A Procom VHF cavity band-pass filter was donated to the shack, and some work was done to retune it to 145 MHz.
This filter is a cavity filter made from aluminium extrusions and some steel pieces. The data sheet can be found here: http://www.skymasts.com/_/uploads/bpf-2_3-150....pdf
For various reasons hams are much more likely to come across the VHF high band version rather than the more appropriate low band version. The biggest source of surplus equipment is Police/Fire/EMT installations, who mostly used 158-174 MHz or so before switching to TETRA.
The 150H version is intended for 152 MHz+ as can be seen below:
A neat feature of the filter is that the cavity coupling can be adjusted to change the effective Q factor of the filter.
Because this is implemented with a cross-screw through the centre element, the capacitive tuning lug will short on this screw if you try to tune it far below the specified range.
To retune the filter, the easiest fix is to slightly extend the metallization of the center element to cover a plastic spacer near the tuning end. This can be done with some copper tape:
I superglued the white pieces in place before adding the tape, they can be accidentally pulled out otherwise if the radials are misaligned.
Leave a small gap near the top like in the picture, this is necessary to avoid shorting out the radial to the end plate. This end is a high impedance node, so the resistance of the metallization is not critical; make sure you have a decent overlap with the tape (we rely on the sheet capacitance in this case).
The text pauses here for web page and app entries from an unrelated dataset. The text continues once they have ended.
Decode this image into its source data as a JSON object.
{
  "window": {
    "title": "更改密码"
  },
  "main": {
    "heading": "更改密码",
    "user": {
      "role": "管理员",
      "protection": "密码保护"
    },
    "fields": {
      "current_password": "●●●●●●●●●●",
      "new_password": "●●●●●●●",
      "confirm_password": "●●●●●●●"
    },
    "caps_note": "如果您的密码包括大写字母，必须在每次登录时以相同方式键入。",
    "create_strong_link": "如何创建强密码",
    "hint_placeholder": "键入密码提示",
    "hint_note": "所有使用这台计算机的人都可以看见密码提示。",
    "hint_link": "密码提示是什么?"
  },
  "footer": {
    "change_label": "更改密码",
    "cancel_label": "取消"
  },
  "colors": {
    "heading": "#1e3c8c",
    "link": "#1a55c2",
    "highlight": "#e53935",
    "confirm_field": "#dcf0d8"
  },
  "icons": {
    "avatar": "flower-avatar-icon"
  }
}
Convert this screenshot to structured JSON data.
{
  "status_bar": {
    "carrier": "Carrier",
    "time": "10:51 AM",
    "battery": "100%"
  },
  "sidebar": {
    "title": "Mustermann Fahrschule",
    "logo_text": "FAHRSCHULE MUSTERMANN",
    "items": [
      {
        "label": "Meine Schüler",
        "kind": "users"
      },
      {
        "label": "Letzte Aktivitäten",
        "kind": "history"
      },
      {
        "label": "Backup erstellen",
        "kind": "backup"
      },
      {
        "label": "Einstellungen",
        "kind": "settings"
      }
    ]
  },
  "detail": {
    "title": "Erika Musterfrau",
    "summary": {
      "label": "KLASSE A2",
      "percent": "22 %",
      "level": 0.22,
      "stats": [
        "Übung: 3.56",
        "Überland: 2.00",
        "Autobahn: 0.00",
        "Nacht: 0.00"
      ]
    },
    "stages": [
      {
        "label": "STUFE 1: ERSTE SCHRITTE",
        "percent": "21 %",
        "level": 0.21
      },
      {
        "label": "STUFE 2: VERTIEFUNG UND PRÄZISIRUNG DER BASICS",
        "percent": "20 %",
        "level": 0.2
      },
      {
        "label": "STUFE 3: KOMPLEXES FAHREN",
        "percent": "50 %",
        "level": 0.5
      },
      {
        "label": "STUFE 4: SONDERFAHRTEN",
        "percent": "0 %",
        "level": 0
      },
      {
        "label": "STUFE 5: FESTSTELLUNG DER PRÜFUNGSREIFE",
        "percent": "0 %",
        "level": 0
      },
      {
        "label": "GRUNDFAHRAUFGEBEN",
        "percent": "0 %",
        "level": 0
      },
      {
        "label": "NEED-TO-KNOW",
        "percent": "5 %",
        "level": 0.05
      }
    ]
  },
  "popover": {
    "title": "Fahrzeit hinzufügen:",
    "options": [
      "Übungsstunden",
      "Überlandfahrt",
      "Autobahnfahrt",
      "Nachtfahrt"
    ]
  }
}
I added some solder along the edge of the tape, but couldn't wet the radial using a normal soldering iron.
This mod has not been tested for temperature coefficient, but this will most likely be reasonbly ok.
Tuning the filter is fairly simple, the center cavity has the largest effect on the center frequency, and the edge cavities largely control the stop band performance.
Be careful with the tuning screws to damage the threads; they're brass so they're fairly easy to damage. I had to file down some areas with a small diamond file to get them to go reasonably smoothly.
Tightening down the locking nuts is mandatory since the thread has a lot of slack, which will cause a bouncy connection otherwise.
It's possible to asymmetrically tune the filter to give a sharper attenuation on one side if that is desired (but this works best with narrower bandwidths). It's also possible to increase the Q a fair bit at the cost of higher attenuation.
With the tuning configured to cover 144.8-145.8 within 1 dB, I got the following result:
-6dB frequencies here are 143.7 and 147 MHz with -60 dB approx 12 MHz away on either side.
The near band attenutation is very good, more than adequate for most purposes. However, it does let some harmonics through; note that the first harmonic shown is not a harmonic of the pass band (it should land around 435 MHz, not 447).
The biggest peaks are around 800 and 1080 MHz, far outside the intended stop-band.
Retuning for a narrower pass-band by reducing the coupling between cavities gives a higher insertion loss, but also positively affects the 446 and ~800 MHz performance.
Performance was also checked on a wider bandwidth analyzer and the performance above 2 GHz is pretty chaotic (no picture available).
The filter can be tuned to a 6 dB BW of approx ±500 kHz with decent insertion loss, or a wider range as shown above.
Don't try to clean any of the black parts with solvents, the coating is soluble in isopropanol and will get everywhere.
The original screws are kind of crummy, but not hugely so, try to avoid using ball end hex keys if you can (don't use the ball-end to tighten or loosen the screws).
The wide band attenuation performance is perfectly adequate for VHF equipment but you'll need additional filtering if you wanted to use this as a preselector for a RTL-SDR dongle or similar. Otherwise you're quite likely to get interference from LTE and GSM traffic.